Whether that book was Maurice Sendak’s Where The Wild Things Are or Shel Silverstein’s The Giving Tree, children’s books have marked us in a significant way. Although we’ve outgrown the cradle, kids books can still be relevant in our adult lives because they offer a different and a more hopeful perspective on things we seem to lose sight of as we grow older.
Today’s literature is slowly but surely giving classic kids books a run for their money. A great example of this is Kyo Maclear’s Virginia Wolf. Illustrated by Isabelle Arsenault (who is nominated for a Governor General’s literary award), the book tells the story of two sisters; Vanessa and Virginia, an obvious allusion to writer Virginia Woolf, and painter Vanessa Bell, her sister. In the book, Vanessa’s sister is feeling “wolfish” and Vanessa, wanting to help her sister, decides to paint a whole mural of her sister’s perfect imaginary place called Bloomsberry. Virginia is instantly cheered up.
The real lives of Virginia and Vanessa are rather melancholic, but Maclear and Arsenault take simple words and stunning illustrations and turn a tale of sisterhood into a beautiful children’s story about overcoming fears and doing something beautiful for someone you love. Virginia Wolf is the perfect example of a children’s story that takes real life adult events and turns them into a more hopeful situation. This is exactly what we need as adults, since our sometimes cynical views tend to make use lose sight of the bigger picture.
Judd Palmer’s The Umbrella, also nominated for a Governor General’s award, is about a black umbrella which is a man’s sole companion. When the umbrella gets ruined, a sinister crow tells the umbrella that the man will no longer love him. However, the man continues to love his umbrella. This story demonstrates the purity of love and how “true love is always returned.”
The crow represents the many challenges and people we face that force us to doubt ourselves and the ones we love.

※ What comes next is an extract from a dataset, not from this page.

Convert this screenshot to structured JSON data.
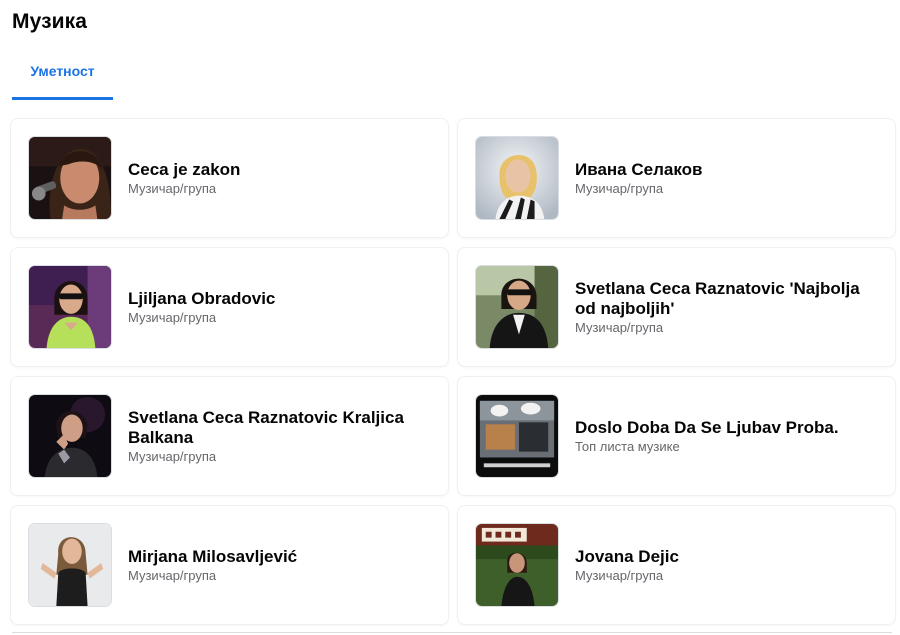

Palmer’s metaphors make this book and its message easily relatable to adults.
One thing people tend to forget about kids books is that they are written and illustrated by adults. Even though their target audiences are children under the ages of eight, anyone, whether you’re 18 or 80, can enjoy them.
Chloé Beaudet-Centomo, a second-year political science student at Université de Montréal said she feels that “kids books present the facts of life in a way that a child can easily comprehend.” Although the message in children’s books is somewhat simple, Beaudet-Centomo thinks a simple message is often better, even for adults.
“Kids books use imagery to represent situations we deal with in real life, and most importantly, kids literature is inherently hopeful,” she said.
Katherine Beauséjour, a second-year administration student at Concordia’s John Molson School of Business said she thinks that, although kids books consist mostly of bright and colorful images, they still have significant storylines.
“They convey strong messages,” said Beauséjour. “People should keep reading kids books because they remind you of the small, important stuff in life that one should enjoy.”
Books like Virginia Wolf and The Umbrella, do just that. They have beautiful images and easy to follow, yet entertaining storylines. Children’s literature can still be significant in your adult life, if you’re willing to read between the lines and enjoy a simple, yet meaningful story.
As C.S. Lewis once said, “A children’s story that can only be enjoyed by children is not a good children’s story in the slightest.”